Subtext, but only if you squint. I don't normally write Red, so I guess this may be odd. It was a request! So. :D


Sweeter Than Salt
The proper way of offering courtesy: the beast's bride welcomes a returning guest.
She doesn't look like the kind of girl who asks for roses.

This is what Red thinks when she hears the story, when she retraces the path of their journey through wood and bush and bracken. (She corrects that thought: it was never their journey. It was simply November's, and she and the cat and the girl with no hands were simply brought along with it.) She is the hunter, home from the hill, and she is bone-tired and time-weary and wistful for rest.

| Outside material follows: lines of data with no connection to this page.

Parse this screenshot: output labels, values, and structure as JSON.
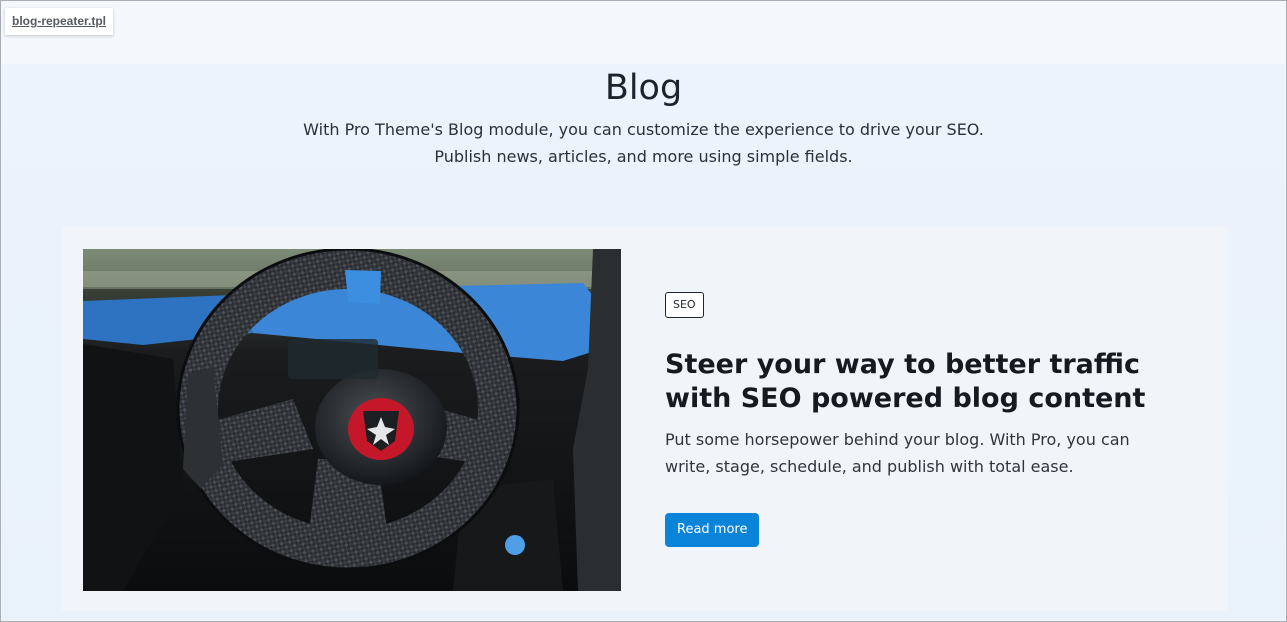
{
  "file_tag": {
    "label": "blog-repeater.tpl"
  },
  "header": {
    "title": "Blog",
    "intro_line1": "With Pro Theme's Blog module, you can customize the experience to drive your SEO.",
    "intro_line2": "Publish news, articles, and more using simple fields."
  },
  "post": {
    "tag": "SEO",
    "title": "Steer your way to better traffic with SEO powered blog content",
    "summary": "Put some horsepower behind your blog. With Pro, you can write, stage, schedule, and publish with total ease.",
    "button_label": "Read more",
    "image_alt": "steering-wheel-photo"
  },
  "colors": {
    "accent": "#0a84d8",
    "page_bg": "#eaf2fb",
    "card_bg": "#f1f5f9",
    "text_dark": "#141a20"
  }
}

She is also uncertain as to what exactly it is she's doing in the castle of a prince (who became a beast who became a man), being offered sweet-smelling tea by a white-fingered girl (who became a princess(no) who became a queen).

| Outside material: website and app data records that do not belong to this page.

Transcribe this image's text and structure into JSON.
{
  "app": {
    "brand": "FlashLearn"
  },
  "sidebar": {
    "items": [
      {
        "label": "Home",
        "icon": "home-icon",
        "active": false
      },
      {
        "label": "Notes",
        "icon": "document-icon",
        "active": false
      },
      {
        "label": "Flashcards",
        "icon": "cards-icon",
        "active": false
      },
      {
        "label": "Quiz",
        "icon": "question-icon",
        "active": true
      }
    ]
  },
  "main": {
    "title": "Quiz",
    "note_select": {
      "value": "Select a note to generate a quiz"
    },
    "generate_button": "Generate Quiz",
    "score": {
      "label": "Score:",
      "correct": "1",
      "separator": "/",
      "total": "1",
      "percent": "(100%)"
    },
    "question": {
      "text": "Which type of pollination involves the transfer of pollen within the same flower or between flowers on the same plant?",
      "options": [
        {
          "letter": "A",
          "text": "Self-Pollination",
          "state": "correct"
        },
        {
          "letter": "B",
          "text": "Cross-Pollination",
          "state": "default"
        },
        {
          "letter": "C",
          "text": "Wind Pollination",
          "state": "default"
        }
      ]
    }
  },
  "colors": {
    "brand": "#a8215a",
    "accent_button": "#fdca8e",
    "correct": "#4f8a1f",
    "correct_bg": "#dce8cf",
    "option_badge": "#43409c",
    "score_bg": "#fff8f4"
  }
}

My husband's away, Belle says wryly, but you're more than welcome to stay the night.

No, Red remembers suddenly, it probably has something to do with the rain beating down on the castle's roof, and the way her coat has had to be taken away and draped across a rack to dry-- not far, never far; she growls when the servants attempt to take it out of her sight, and she sees the queen shake her head and bid them to leave it in the room. It's still wet, she can see, hanging limply on the bars like the discarded skin of some great creature, and she nearly laughs, because it is one-- in a way.

Though she's no less a beast even without it.

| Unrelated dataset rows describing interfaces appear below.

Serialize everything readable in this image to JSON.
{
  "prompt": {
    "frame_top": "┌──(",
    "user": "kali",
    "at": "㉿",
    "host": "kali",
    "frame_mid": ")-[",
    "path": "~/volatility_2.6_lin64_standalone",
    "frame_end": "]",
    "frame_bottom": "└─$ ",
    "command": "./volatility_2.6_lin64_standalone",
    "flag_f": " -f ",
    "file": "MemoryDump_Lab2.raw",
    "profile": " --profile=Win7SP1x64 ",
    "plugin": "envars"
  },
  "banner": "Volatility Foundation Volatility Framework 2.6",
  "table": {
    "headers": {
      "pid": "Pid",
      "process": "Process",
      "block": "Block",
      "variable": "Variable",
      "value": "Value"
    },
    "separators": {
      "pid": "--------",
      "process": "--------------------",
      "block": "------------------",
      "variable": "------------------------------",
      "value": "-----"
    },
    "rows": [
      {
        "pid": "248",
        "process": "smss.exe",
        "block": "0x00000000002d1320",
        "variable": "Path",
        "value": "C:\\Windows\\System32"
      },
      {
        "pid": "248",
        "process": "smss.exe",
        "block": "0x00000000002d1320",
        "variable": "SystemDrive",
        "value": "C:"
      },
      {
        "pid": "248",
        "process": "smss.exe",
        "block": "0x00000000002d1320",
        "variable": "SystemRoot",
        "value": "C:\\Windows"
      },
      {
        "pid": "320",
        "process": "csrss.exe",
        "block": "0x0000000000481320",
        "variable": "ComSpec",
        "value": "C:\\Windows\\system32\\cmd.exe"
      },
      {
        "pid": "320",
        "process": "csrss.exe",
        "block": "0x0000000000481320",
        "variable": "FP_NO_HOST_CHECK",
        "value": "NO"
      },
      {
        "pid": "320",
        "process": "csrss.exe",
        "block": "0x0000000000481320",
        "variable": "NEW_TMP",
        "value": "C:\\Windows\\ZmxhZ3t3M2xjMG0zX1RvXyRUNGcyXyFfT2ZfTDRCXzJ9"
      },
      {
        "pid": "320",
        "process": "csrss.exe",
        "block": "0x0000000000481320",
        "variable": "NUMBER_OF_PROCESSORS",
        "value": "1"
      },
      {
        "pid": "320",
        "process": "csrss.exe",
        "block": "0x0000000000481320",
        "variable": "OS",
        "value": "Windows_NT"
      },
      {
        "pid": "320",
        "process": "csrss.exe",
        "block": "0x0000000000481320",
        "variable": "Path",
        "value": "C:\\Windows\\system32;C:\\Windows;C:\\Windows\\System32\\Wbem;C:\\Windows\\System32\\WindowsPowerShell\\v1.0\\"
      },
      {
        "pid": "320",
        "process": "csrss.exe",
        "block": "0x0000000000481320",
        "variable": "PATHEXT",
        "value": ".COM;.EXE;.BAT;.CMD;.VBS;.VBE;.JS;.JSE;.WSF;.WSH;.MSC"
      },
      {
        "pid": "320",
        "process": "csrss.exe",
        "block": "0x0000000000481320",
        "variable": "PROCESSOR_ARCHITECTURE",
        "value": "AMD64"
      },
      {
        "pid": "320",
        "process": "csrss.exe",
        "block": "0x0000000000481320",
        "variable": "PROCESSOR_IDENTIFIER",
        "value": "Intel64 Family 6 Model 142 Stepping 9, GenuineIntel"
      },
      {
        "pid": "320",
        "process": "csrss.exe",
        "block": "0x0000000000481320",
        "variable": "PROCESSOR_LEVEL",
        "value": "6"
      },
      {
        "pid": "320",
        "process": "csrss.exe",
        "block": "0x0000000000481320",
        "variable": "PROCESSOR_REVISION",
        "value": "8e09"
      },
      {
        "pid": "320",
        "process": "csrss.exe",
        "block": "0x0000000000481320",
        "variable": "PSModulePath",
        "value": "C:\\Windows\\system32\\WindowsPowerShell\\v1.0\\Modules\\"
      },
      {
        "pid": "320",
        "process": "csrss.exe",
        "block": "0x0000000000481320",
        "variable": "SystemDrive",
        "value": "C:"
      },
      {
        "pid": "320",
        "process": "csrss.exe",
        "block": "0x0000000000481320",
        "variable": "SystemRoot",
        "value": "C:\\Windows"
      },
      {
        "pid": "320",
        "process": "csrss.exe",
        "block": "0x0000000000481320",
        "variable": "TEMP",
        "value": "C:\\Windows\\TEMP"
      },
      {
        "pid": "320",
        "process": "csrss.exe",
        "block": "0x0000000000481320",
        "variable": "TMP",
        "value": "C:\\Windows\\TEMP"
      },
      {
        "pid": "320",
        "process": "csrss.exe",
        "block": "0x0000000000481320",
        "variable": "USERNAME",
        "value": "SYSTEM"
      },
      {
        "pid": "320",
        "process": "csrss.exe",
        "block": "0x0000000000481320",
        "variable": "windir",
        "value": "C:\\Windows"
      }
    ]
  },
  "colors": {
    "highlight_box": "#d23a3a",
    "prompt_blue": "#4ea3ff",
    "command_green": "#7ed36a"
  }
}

Red watches the woman on the couches on the other side of the hearth, reading a book as if having hunters collapse on her doorstep is an event that happens every day. For all Red knows, it might be. This is the same woman who hugged a faux-dying beast and promised to marry him, after all; everything compared to that must seem utterly bland, not at all shocking.

Belle glances up with lips pursed into a cupid's-bow smile, as if she knows the turn Red's thoughts have taken, but she does nothing but gesture at the dress that clings wetly to Red's form.

"Perhaps you should change out of those, or you'll get ill."

She looks down with some disinterest at the material that clings to her, soaking its borrowed moisture into the covers of the duvet. Ah, she thinks, with a distant sense of regret. It's made of velvet. And, thanks to her, most probably ruined. Of course, it's too late to do anything to reverse that now, so all Red does (with an effort greater than she thinks the action merited) is push herself off the cushions and onto her feet.

"Yes."

They are alone, and she feels no shame in picking at the buttons along her front and peeling the wet cloth down, off whitewashed skin stretched over knotted bones. Before the castle's queen, the quiet girl who refused to flinch at the sight of a man's wickedness turned inside out for all to see, she has nothing she needs to hide.

She does not know when Belle's hands join hers, but they push off the last of her sodden skirt together, leaving Red in her boots and the worn cotton of her shift.

The fur Belle wraps around Red's shoulders smells of vellum and ink.

"Let's get you to bed."